  • 15th defence lawyer in Suge Knight's murder case leaves

    Entertainment CTV News
    Attorney Matthew Fletcher, left, speaks for his client, Marion "Suge" Knight, right, in a court appearance for a bail review hearing in his murder case in Los Angeles in this file photo from March 20, 2015. Authorities say the high-profile Los Angeles attorney, Fletcher, has been arrested. Source
  • T-shirts, flowers showing support banned at Cosby retrial

    Entertainment CTV News
    PHILADELPHIA - People attending Bill Cosby's sexual assault retrial won't be allowed in with T-shirts, flowers and other items that show support for one side or the other.
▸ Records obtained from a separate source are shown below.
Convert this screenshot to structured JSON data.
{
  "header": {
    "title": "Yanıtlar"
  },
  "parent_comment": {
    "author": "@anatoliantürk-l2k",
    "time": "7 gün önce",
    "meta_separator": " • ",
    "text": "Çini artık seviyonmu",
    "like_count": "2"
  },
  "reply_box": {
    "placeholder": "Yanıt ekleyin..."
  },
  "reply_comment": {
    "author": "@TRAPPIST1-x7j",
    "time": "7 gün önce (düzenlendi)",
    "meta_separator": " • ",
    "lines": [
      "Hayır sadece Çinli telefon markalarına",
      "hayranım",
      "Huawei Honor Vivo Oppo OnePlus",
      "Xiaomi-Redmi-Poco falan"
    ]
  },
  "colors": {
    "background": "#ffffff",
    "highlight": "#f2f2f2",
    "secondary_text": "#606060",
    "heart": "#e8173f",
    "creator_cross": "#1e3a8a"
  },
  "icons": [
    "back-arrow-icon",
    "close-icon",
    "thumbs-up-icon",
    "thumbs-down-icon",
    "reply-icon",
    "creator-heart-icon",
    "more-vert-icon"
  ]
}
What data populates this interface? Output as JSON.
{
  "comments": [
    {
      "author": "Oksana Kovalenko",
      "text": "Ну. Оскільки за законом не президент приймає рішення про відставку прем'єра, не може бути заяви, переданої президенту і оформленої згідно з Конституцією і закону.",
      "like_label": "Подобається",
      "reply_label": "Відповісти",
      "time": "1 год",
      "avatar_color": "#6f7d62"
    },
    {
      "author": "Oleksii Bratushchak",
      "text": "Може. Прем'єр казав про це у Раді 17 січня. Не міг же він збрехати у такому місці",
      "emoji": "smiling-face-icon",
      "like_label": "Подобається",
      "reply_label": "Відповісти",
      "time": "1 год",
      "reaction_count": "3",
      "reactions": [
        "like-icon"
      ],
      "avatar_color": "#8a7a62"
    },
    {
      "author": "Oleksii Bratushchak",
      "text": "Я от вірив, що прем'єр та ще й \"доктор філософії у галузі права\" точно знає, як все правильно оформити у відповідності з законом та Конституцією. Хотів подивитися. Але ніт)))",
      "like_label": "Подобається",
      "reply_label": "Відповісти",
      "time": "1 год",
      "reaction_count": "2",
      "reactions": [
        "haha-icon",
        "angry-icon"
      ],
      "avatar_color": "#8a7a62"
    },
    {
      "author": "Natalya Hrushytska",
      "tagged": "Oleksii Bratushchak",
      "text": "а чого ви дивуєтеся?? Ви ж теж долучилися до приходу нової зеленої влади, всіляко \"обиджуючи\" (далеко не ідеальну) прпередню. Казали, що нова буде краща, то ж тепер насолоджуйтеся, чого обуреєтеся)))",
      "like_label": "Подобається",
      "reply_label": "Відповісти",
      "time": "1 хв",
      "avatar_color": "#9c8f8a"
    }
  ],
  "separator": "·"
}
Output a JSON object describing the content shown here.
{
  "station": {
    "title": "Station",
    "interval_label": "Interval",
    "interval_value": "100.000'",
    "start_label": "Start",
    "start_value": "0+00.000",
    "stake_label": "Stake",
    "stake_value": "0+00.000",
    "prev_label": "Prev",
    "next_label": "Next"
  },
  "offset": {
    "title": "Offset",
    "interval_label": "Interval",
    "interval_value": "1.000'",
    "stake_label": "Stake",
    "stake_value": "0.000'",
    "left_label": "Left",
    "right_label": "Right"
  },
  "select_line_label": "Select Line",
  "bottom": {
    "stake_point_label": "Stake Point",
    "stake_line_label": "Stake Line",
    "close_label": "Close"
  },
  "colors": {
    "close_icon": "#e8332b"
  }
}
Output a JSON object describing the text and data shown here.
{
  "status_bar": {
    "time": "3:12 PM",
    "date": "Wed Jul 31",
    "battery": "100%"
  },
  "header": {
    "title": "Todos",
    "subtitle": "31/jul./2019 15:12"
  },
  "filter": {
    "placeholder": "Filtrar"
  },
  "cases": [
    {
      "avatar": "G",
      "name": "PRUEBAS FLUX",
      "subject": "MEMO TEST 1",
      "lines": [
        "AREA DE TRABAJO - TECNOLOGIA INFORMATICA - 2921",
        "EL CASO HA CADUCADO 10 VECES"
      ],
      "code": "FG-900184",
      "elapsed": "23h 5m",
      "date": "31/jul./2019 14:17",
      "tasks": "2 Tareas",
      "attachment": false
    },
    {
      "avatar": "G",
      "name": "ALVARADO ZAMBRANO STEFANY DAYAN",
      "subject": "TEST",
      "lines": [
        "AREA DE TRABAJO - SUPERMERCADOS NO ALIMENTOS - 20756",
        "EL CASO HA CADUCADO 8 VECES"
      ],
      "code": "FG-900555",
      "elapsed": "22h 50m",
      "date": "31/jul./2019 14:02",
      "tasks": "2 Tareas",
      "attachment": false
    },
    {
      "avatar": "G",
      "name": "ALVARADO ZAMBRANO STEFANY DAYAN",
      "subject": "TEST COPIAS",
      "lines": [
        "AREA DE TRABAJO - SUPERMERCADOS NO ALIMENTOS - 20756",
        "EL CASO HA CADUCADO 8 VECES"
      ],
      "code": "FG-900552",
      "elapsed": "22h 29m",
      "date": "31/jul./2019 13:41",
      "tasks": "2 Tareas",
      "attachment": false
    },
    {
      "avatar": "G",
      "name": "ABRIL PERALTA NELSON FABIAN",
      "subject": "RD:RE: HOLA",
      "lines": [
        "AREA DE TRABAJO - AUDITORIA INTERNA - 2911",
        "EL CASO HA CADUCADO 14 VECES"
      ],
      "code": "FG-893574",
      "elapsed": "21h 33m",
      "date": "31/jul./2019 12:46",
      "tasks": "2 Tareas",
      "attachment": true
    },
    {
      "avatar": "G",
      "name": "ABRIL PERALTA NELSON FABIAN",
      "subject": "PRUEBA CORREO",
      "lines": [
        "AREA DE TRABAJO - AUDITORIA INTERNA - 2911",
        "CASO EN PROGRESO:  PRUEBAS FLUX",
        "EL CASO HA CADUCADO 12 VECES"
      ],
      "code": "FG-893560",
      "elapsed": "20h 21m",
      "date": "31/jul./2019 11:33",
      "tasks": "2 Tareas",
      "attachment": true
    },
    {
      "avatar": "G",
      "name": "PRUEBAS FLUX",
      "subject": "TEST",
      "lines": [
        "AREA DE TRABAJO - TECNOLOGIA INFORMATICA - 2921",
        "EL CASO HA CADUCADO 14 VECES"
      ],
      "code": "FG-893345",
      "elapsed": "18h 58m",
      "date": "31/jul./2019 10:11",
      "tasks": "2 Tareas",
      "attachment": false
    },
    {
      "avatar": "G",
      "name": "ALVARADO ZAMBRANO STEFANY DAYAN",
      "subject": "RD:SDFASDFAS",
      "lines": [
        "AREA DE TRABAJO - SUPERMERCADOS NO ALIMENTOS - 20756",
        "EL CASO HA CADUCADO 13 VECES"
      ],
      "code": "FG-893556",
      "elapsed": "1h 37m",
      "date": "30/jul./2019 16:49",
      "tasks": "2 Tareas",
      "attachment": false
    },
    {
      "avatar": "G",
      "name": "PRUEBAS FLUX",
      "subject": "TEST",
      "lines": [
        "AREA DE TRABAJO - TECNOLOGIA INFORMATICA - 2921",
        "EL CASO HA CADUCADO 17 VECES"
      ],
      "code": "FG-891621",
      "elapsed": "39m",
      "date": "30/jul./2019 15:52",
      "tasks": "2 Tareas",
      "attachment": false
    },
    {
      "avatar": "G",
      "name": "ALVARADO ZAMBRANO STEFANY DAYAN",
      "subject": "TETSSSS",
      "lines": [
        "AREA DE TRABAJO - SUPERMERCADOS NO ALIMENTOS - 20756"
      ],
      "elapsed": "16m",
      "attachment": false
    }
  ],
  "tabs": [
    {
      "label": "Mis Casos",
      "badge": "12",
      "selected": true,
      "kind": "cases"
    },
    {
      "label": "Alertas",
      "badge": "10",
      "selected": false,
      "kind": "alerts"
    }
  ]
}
The trial judge issued the ban Thursday. Source
  • Neil Young says 'Paradox' film has a message about a music crisis

    Entertainment CTV News
    TORONTO -- Beneath all the whimsy in Neil Young's trippy new dystopian Western "Paradox" lies a serious message about a "crisis" facing the music industry, says the Canadian rock great. Actress Daryl Hannah wrote and directed the surreal Netflix film, in which prospectors looking for old technology jam on guitars and ruminate on the importance of music and "the seeds of life" in the Rocky Mountains. Source
  • Fire breaks out on Edward Norton movie set in Harlem, 1 firefighter dies

    Entertainment CBC News
    A New York City firefighter died after he became separated from his unit as they battled a fierce, smoky blaze that broke out in the basement of a former Harlem jazz club being used as a film set. Source